\[P(inside)=\sqrt\frac{\alpha }{\pi }\int_{-1/\sqrt{\alpha }}^{1/\sqrt\alpha }e^{-\alpha x^2/2}e^{-\alpha x^2/2}dx=\sqrt\frac{\alpha }{\pi }\int_{-1/\sqrt{\alpha }}^{1/\sqrt\alpha }e^{-\alpha x^2}dx\]

This can be integrated to give erf(1). Note that the definition of error function erf(x) is

\[erf(x)=\frac{2}{\pi }\int_{0}^{x}e^{-t^2}dt\]

Which is a tabulated function, so P(inside) = erf(1) = 0.843 and P(outside) = 1 - 0.843 = 0.157.


Sample problem 2.

Calculate the location of the classical turning point in the lowest vibrational state a for diatomic oxygen molecule 16O16O given that the wave number is 1556 cm-1.



This gives k = 1154 N/m.

\[x=\biggr(\frac{\hbar^2}{\mu k}\biggr)^{1/4}=\biggr(\frac{(1.054\times10^{-34}Js)^2}{\frac{16}{2}\times(1.672\times10^{-27}kg)1154\,N/m}\biggr)^{1/4}\]



Sample Problem 3.

The allowed rotational transitions in a diatomic molecule follow

the selection rule J ® J ± 1. The J ® J + 1 transition, derive an expression for DE = EJ+1 – EJ in terms of the quantum number J and the parameters of the molecule.



This energy is in joules. The rotational constant B is in cm-1. Recall that hc is the conversion between cm-1 and J. Therefore rotational lines will be observed at 2B, 4B, 6B etc. and the spacing between rotational lines is 2B.

b. Given that the rotational spacing is for diatomic oxygen is 2.89 cm-1 calculate the O-O bond length.


The rotation constant B = 1.445 cm-1 and therefore we can calculate the moment of inertia I.

\[\widetilde{B}=\frac{\hbar}{4\pi\,cI}so\, I=\frac{\hbar}{4\pi\,c\widetilde{B}}=\frac{1.054\times10^{-34}J}{4(3.141)(3\times10^{10}\,cm/s)(1.445\,cm^{-1})}\]

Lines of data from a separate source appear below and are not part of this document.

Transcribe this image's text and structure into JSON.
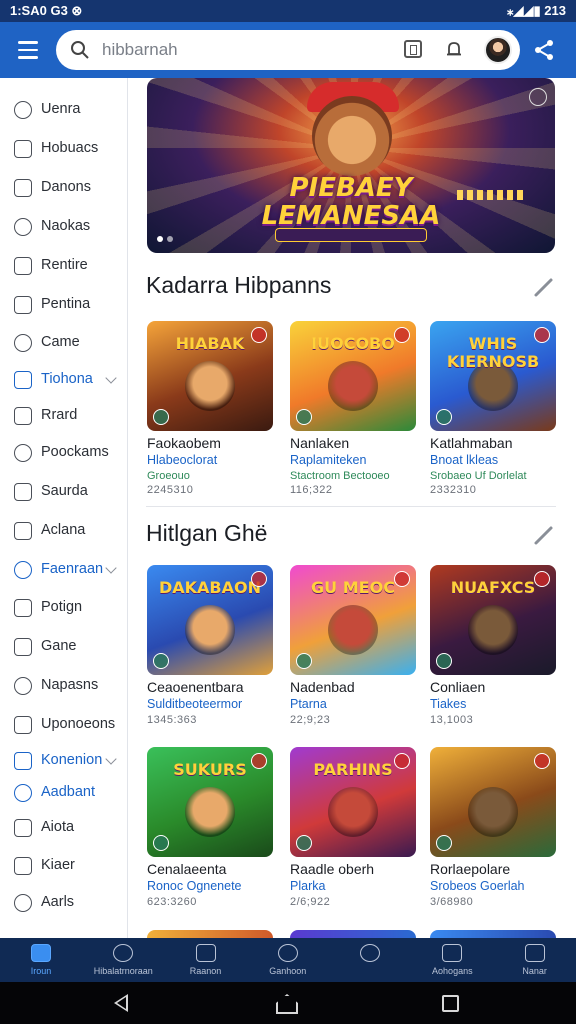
{
  "status": {
    "time": "1:SA0 G3 ⊗",
    "battery": "⁎◢◢▮ 213"
  },
  "search": {
    "value": "hibbarnah"
  },
  "sidebar": {
    "items": [
      {
        "label": "Uenra",
        "active": false,
        "chevron": false
      },
      {
        "label": "Hobuacs",
        "active": false,
        "chevron": false
      },
      {
        "label": "Danons",
        "active": false,
        "chevron": false
      },
      {
        "label": "Naokas",
        "active": false,
        "chevron": false
      },
      {
        "label": "Rentire",
        "active": false,
        "chevron": false
      },
      {
        "label": "Pentina",
        "active": false,
        "chevron": false
      },
      {
        "label": "Came",
        "active": false,
        "chevron": false
      },
      {
        "label": "Tiohona",
        "active": true,
        "chevron": true
      },
      {
        "label": "Rrard",
        "active": false,
        "chevron": false
      },
      {
        "label": "Poockams",
        "active": false,
        "chevron": false
      },
      {
        "label": "Saurda",
        "active": false,
        "chevron": false
      },
      {
        "label": "Aclana",
        "active": false,
        "chevron": false
      },
      {
        "label": "Faenraan",
        "active": true,
        "chevron": true
      },
      {
        "label": "Potign",
        "active": false,
        "chevron": false
      },
      {
        "label": "Gane",
        "active": false,
        "chevron": false
      },
      {
        "label": "Napasns",
        "active": false,
        "chevron": false
      },
      {
        "label": "Uponoeons",
        "active": false,
        "chevron": false
      },
      {
        "label": "Konenion",
        "active": true,
        "chevron": true
      },
      {
        "label": "Aadbant",
        "active": true,
        "chevron": false
      },
      {
        "label": "Aiota",
        "active": false,
        "chevron": false
      },
      {
        "label": "Kiaer",
        "active": false,
        "chevron": false
      },
      {
        "label": "Aarls",
        "active": false,
        "chevron": false
      }
    ]
  },
  "hero": {
    "title_line1": "PIEBAEY",
    "title_line2": "LEMANESAA"
  },
  "sections": [
    {
      "title": "Kadarra Hibpanns",
      "cards": [
        {
          "logo": "HIABAK",
          "name": "Faokaobem",
          "dev": "Hlabeoclorat",
          "genre": "Groeouo",
          "meta": "2245310"
        },
        {
          "logo": "IUOCOBO",
          "name": "Nanlaken",
          "dev": "Raplamiteken",
          "genre": "Stactroom Bectooeo",
          "meta": "116;322"
        },
        {
          "logo": "WHIS KIERNOSB",
          "name": "Katlahmaban",
          "dev": "Bnoat lkleas",
          "genre": "Srobaeo Uf Dorlelat",
          "meta": "2332310"
        }
      ]
    },
    {
      "title": "Hitlgan Ghë",
      "cards": [
        {
          "logo": "DAKABAON",
          "name": "Ceaoenentbara",
          "dev": "Sulditbeoteermor",
          "genre": "",
          "meta": "1345:363"
        },
        {
          "logo": "GU MEOC",
          "name": "Nadenbad",
          "dev": "Ptarna",
          "genre": "",
          "meta": "22;9;23"
        },
        {
          "logo": "NUAFXCS",
          "name": "Conliaen",
          "dev": "Tiakes",
          "genre": "",
          "meta": "13,1003"
        }
      ]
    },
    {
      "title": "",
      "cards": [
        {
          "logo": "SUKURS",
          "name": "Cenalaeenta",
          "dev": "Ronoc Ognenete",
          "genre": "",
          "meta": "623:3260"
        },
        {
          "logo": "PARHINS",
          "name": "Raadle oberh",
          "dev": "Plarka",
          "genre": "",
          "meta": "2/6;922"
        },
        {
          "logo": "",
          "name": "Rorlaepolare",
          "dev": "Srobeos Goerlah",
          "genre": "",
          "meta": "3/68980"
        }
      ]
    }
  ],
  "bottom_nav": [
    {
      "label": "Iroun",
      "active": true
    },
    {
      "label": "Hibalatrnoraan",
      "active": false
    },
    {
      "label": "Raanon",
      "active": false
    },
    {
      "label": "Ganhoon",
      "active": false
    },
    {
      "label": "",
      "active": false
    },
    {
      "label": "Aohogans",
      "active": false
    },
    {
      "label": "Nanar",
      "active": false
    }
  ]
}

I = 1.936 x 10-46 kgm2 and since I = mr2 where m is the reduced mass we have


Sample Problem 4. For the following questions, assume that the molecular orbital energies are in the order 1p < 3s < 2p* < 4s*; in other words, 1p has the lowest energy and 4s* has the highest energy. Atomic numbers C = 6, F = 9.

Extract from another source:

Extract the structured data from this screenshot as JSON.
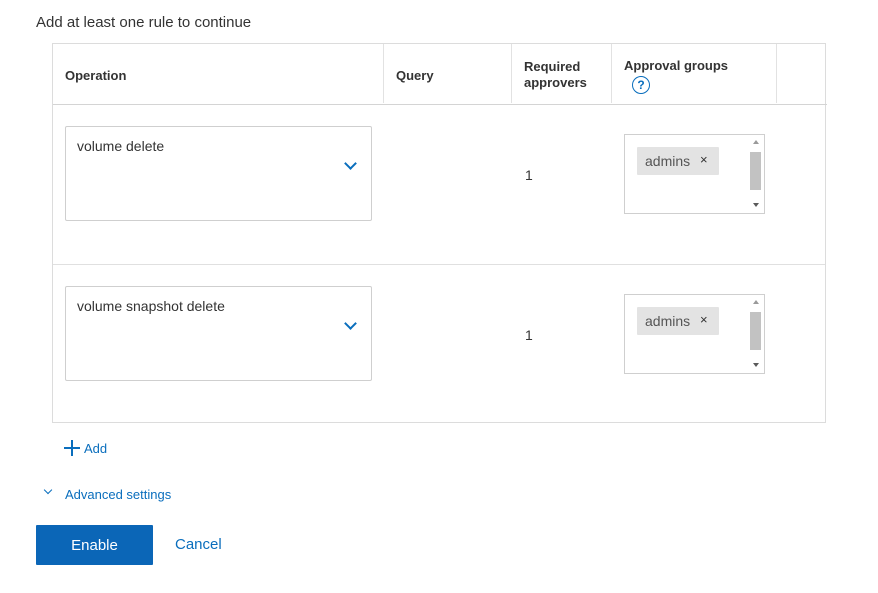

Give the electron configuration (which molecular orbitals are occupied, and by how many electrons) for the C2 molecule.

There are four valence electrons for each carbon atom. Therefore we have eight total valence electrons and the configuration is

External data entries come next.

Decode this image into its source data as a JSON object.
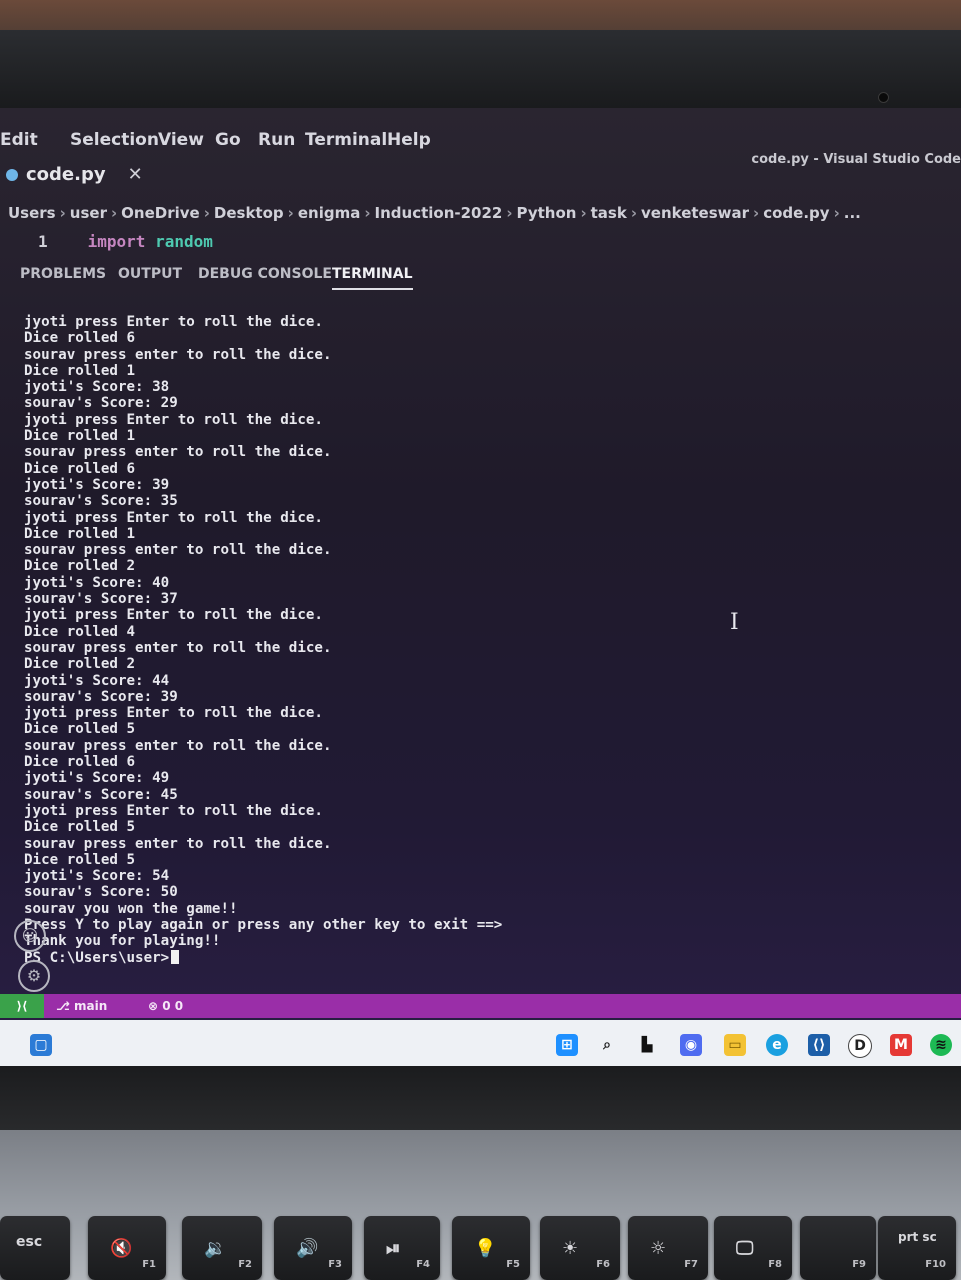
{
  "menu": {
    "items": [
      "Edit",
      "Selection",
      "View",
      "Go",
      "Run",
      "Terminal",
      "Help"
    ],
    "window_title": "code.py - Visual Studio Code"
  },
  "tab": {
    "filename": "code.py",
    "close": "✕"
  },
  "breadcrumb": [
    "Users",
    "user",
    "OneDrive",
    "Desktop",
    "enigma",
    "Induction-2022",
    "Python",
    "task",
    "venketeswar",
    "code.py",
    "..."
  ],
  "editor": {
    "line_number": "1",
    "keyword": "import",
    "module": "random"
  },
  "panel_tabs": [
    "PROBLEMS",
    "OUTPUT",
    "DEBUG CONSOLE",
    "TERMINAL"
  ],
  "terminal": {
    "lines": [
      "jyoti press Enter to roll the dice.",
      "Dice rolled 6",
      "sourav press enter to roll the dice.",
      "Dice rolled 1",
      "jyoti's Score: 38",
      "sourav's Score: 29",
      "jyoti press Enter to roll the dice.",
      "Dice rolled 1",
      "sourav press enter to roll the dice.",
      "Dice rolled 6",
      "jyoti's Score: 39",
      "sourav's Score: 35",
      "jyoti press Enter to roll the dice.",
      "Dice rolled 1",
      "sourav press enter to roll the dice.",
      "Dice rolled 2",
      "jyoti's Score: 40",
      "sourav's Score: 37",
      "jyoti press Enter to roll the dice.",
      "Dice rolled 4",
      "sourav press enter to roll the dice.",
      "Dice rolled 2",
      "jyoti's Score: 44",
      "sourav's Score: 39",
      "jyoti press Enter to roll the dice.",
      "Dice rolled 5",
      "sourav press enter to roll the dice.",
      "Dice rolled 6",
      "jyoti's Score: 49",
      "sourav's Score: 45",
      "jyoti press Enter to roll the dice.",
      "Dice rolled 5",
      "sourav press enter to roll the dice.",
      "Dice rolled 5",
      "jyoti's Score: 54",
      "sourav's Score: 50",
      "sourav you won the game!!",
      "Press Y to play again or press any other key to exit ==>",
      "Thank you for playing!!"
    ],
    "prompt": "PS C:\\Users\\user>"
  },
  "statusbar": {
    "branch": "main",
    "counts": "0 0"
  },
  "keyboard": {
    "keys": [
      {
        "top": "esc",
        "fn": ""
      },
      {
        "top": "🔇",
        "fn": "F1"
      },
      {
        "top": "🔉",
        "fn": "F2"
      },
      {
        "top": "🔊",
        "fn": "F3"
      },
      {
        "top": "⏯",
        "fn": "F4"
      },
      {
        "top": "💡",
        "fn": "F5"
      },
      {
        "top": "☀",
        "fn": "F6"
      },
      {
        "top": "☼",
        "fn": "F7"
      },
      {
        "top": "🖵",
        "fn": "F8"
      },
      {
        "top": "",
        "fn": "F9"
      },
      {
        "top": "prt sc",
        "fn": "F10"
      }
    ]
  }
}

[He] 1s2 2s*2 1p4 3s 2p* 4s*

Calculate the bond order in the F2 molecule.


There are seven valence electrons for each F atom. Therefore we have 14 total valence electrons and the configuration is

\[[He]= 1\sigma^2  2{\sigma^*}^4   1\pi^4  3\sigma^2   2{\pi^*}^4  4\sigma^*\]

Bond Order = ½(bonding – anti-bonding) = ½(8-6) = 1


Calculate the change in the bond order of the F2 molecule if we remove an electron. In other words, upon removing an electron to make F2+, the bond order changes from _1__ to _1.5__.


If we remove one electron then we have 13 electrons remaining. The configuration is

\[[He]= 1\sigma^2  2{\sigma^*}^4   1\pi^4  3\sigma^2   2{\pi^*}^3  4\sigma^*\]






Since we removed on electron from an anti-bonding orbital we have

Bond Order = ½(bonding – anti-bonding) = ½(8-5) = 1.5